Lloyd was an avid golfer, Cessna pilot, and card shark. Beloved by family and friends, he was often the life of every party. But to me, he was just “Papa.”
He was the eldest of five brothers and sisters, living through the Great Depression and taking various jobs to help support the family. Lloyd was a member of the Civil Air Patrol and served in the US Navy during WWII. He volunteered on the Local Spiritual Assembly of the Baha’i’s of Brookfield, WI for many years and was a mentor for Junior Achievement. An industrial engineer, Lloyd worked for the Square D Company for 38 years and relocated to Raleigh, NC in 1972 to help open their Knightdale plant. Together, he and Margaret were also sales leaders in the Shaklee Corporation.
As the years went by, Lloyd slowed down. He suffered from Alzheimer’s complicated by congestive heart failure – a relentless combination that took him from us bit by bit. Gone was his quick wit and devilish sense of humor, along with recognition of many formerly familiar things. His body was failing, his mood could change with the wind, and he often seemed lost and despondent. This was not the Papa we knew. This was not the Papa we wanted people to remember. Only Duke Hospice understood that.
At a critical point in Lloyd’s illness, he and my grandmother found themselves forced to move. Margaret notified Hospice and explained their situation. Hospice immediately arranged for a hospital bed to be delivered to their new address as well as having someone available to help move Papa in his fragile state.
“The real angel was Terri Stewart,” said Margaret. “She bathed Lloyd and made up the new bed – making the stress of moving easier and my husband so much more comfortable.” At 90, Margaret became Lloyd’s main caregiver and so appreciated Terri’s visits. “When she would come to the house to care for him, she would order supplies to keep him comfortable – anything we needed. Lloyd loved her; that really helped a lot,” recalls Margaret. “She was very patient and loving with him and always had a smile on her face. At our age, we’ve spent more time than we’d like to admit with doctors and in hospitals … and unlike others, these gals were never grumpy or in a hurry.”

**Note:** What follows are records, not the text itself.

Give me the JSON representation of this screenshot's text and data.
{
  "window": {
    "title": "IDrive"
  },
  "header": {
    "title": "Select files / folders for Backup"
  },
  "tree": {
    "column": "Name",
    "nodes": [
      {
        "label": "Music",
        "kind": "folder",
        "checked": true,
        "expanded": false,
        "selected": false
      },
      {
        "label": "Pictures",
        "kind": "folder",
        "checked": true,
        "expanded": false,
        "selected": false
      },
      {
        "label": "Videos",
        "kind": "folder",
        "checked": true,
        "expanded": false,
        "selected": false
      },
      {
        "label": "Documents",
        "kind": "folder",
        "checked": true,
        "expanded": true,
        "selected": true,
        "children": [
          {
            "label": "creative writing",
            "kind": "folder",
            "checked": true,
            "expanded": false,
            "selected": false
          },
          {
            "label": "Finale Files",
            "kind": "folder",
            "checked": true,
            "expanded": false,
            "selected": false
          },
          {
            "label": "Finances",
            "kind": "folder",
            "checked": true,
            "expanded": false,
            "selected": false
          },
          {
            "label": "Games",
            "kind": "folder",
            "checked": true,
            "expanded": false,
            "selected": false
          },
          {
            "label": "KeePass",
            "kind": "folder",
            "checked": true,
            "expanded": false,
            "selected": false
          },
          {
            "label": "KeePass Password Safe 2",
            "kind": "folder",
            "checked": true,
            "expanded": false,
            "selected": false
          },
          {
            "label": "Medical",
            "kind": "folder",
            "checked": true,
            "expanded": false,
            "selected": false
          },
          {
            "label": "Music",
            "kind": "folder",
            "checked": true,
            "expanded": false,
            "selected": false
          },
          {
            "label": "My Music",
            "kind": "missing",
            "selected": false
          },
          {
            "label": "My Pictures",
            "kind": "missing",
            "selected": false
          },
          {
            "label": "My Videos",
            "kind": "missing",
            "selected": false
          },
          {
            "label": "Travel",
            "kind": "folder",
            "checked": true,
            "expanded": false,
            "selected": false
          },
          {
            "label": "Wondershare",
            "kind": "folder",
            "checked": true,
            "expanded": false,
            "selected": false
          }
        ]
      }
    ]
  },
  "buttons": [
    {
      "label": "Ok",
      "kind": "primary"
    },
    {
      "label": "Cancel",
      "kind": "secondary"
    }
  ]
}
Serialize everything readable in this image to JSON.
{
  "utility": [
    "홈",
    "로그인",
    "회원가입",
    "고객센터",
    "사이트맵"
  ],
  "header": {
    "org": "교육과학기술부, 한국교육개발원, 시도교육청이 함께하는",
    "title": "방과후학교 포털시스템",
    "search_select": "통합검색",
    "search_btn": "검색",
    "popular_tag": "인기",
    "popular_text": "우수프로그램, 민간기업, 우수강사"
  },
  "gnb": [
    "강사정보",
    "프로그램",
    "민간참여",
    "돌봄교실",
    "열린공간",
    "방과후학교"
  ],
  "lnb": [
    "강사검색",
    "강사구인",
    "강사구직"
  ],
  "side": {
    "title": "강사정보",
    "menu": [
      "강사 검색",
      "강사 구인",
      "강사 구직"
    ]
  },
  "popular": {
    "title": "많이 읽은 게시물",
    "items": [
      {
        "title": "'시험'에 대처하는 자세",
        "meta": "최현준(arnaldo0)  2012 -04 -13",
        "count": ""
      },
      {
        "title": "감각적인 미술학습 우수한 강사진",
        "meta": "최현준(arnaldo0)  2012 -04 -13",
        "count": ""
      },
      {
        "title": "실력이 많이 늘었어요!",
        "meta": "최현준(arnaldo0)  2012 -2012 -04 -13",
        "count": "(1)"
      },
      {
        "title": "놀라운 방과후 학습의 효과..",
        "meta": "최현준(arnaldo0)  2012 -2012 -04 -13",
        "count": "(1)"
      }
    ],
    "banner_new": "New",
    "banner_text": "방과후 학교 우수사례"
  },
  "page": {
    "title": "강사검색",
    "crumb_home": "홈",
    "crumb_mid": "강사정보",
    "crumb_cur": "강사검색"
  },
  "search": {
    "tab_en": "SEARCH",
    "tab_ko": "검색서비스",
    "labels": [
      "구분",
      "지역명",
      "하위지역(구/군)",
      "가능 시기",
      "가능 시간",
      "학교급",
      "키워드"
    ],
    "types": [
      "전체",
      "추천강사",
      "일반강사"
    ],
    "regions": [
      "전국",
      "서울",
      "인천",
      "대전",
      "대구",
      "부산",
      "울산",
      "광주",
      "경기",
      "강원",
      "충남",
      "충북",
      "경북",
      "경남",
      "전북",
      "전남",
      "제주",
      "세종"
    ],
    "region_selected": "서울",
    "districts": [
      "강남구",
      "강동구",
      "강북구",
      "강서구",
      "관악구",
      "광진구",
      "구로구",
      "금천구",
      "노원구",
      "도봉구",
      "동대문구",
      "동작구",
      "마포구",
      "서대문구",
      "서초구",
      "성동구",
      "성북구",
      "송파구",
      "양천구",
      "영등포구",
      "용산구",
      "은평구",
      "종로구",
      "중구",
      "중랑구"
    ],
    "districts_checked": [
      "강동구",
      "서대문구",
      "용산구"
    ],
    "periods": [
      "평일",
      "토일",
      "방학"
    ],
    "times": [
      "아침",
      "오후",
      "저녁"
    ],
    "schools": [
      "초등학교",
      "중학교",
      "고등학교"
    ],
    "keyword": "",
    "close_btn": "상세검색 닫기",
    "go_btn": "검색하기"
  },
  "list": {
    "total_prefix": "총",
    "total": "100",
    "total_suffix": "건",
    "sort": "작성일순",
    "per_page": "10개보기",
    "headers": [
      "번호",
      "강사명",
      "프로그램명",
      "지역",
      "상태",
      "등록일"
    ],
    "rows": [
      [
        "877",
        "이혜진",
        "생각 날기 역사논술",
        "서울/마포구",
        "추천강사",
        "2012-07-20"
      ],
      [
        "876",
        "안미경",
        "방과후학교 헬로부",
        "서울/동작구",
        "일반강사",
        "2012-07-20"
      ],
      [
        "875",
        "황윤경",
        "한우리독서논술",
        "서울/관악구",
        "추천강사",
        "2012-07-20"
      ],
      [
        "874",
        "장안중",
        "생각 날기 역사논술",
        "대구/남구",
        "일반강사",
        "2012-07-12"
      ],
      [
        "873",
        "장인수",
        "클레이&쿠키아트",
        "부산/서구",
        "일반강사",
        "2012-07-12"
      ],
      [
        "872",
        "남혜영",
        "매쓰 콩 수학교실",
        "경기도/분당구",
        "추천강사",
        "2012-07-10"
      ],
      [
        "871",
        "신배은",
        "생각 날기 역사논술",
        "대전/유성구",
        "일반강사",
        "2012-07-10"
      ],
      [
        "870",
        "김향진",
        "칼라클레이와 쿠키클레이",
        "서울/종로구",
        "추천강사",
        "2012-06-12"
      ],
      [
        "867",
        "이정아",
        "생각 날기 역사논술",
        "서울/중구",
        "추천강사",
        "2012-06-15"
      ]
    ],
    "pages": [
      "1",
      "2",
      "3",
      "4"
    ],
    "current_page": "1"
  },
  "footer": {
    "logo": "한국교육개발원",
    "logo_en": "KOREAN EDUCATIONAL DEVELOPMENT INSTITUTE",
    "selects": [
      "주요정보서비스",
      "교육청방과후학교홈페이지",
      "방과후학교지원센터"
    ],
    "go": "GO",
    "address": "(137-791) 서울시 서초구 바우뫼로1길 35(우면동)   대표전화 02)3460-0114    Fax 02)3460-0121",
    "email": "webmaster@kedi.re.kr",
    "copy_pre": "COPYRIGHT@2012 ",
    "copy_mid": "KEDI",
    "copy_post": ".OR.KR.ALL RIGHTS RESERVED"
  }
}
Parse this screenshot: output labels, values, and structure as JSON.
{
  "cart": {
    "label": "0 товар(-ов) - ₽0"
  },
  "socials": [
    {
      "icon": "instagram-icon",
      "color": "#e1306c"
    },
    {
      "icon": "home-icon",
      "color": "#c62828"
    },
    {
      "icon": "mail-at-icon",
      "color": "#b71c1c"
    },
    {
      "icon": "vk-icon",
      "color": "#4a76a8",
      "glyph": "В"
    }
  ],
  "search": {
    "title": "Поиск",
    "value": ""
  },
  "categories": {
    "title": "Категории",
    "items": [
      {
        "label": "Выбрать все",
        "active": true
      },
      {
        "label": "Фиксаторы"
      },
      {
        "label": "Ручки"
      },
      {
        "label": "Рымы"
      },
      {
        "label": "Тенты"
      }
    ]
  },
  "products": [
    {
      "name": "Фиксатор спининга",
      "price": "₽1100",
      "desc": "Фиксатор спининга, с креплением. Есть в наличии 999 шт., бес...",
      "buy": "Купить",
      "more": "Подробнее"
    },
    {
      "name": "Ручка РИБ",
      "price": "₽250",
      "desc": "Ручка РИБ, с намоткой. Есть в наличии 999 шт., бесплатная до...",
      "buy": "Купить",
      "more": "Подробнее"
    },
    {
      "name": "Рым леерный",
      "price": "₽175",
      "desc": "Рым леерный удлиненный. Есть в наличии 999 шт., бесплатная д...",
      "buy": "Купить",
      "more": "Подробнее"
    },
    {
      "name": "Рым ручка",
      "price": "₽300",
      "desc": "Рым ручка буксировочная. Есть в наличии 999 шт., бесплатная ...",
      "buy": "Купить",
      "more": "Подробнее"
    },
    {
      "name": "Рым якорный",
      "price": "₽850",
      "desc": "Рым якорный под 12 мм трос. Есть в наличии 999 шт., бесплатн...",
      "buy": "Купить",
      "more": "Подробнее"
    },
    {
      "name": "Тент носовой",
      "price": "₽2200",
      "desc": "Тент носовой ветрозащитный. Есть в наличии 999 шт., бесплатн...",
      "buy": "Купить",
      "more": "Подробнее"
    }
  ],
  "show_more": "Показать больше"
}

Volunteer Brenda VanBenschoten stayed with Lloyd so that Margaret could take a break and collect some groceries. “She would always tell me not to rush and stay longer if I needed to,” said Margaret. “She’d cut my husband’s hair, helping him maintain his dignity during a time when he had little control over anything.”
At a time when caring for our loved one began to seem overwhelming, Hospice workers came and went from the house without missing a beat. They came in, got things done, and were careful to respect not only the patient in his current state, but the person he used to be. They saw him as an individual who had shared a full life marked by the hearts he touched and laughs he shared.
For a brief time, Lloyd seemed to plateau and glimpses of his sense of humor returned. He was sitting up in bed when I saw him Wednesday afternoon. But by Friday morning, he could no longer suck from a straw and his mouth had to be swabbed with a sponge. I was taken aback by his visage and stood motionless in the bedroom doorway. At my grandmother’s request, I went to get a damp washcloth to wipe his face and cool his hands. Afterwards, I excused myself to the kitchen. I was shocked at how he had deteriorated in the short time since I’d last seen him. A rush of tears suddenly engulfed me and it was hard to breathe. The Hospice nurse remained calm and hugged me tight. She assured me that everything Papa was going through was completely normal and just the end stages of his life. It was comforting to rely on someone who had been through all of this before, and to be assured that he was not in any pain.
“I told Terri how particular my husband always was about how he looked,” said Margaret. “All his life, it was important to him to be clean and well groomed. After his passing, Terri called the house to express her condolences and share how happy she was to have given Lloyd a bath and a fresh change of clothes just before his death so that he was clean for the next world.”
Lloyd was 92 when he died at his Raleigh home in 2008. His obituary simply said he passed away after a long illness. But family members and Hospice know the suffering of Alzheimer’s patients – and how they are taken from us long before their actual death.
Lloyd was a wonderful husband, father, grandfather, great-grandfather, and friend … and Hospice helped us recall the fullness of his life rather than the dwindling of it.
Kristy Stevenson is a freelance writer based in Raleigh, North Carolina. You can read and subscribe to her blog, follow her on Twitter, and like her Facebook page to keep up with her. Let her know what you liked about this guest post by leaving a comment.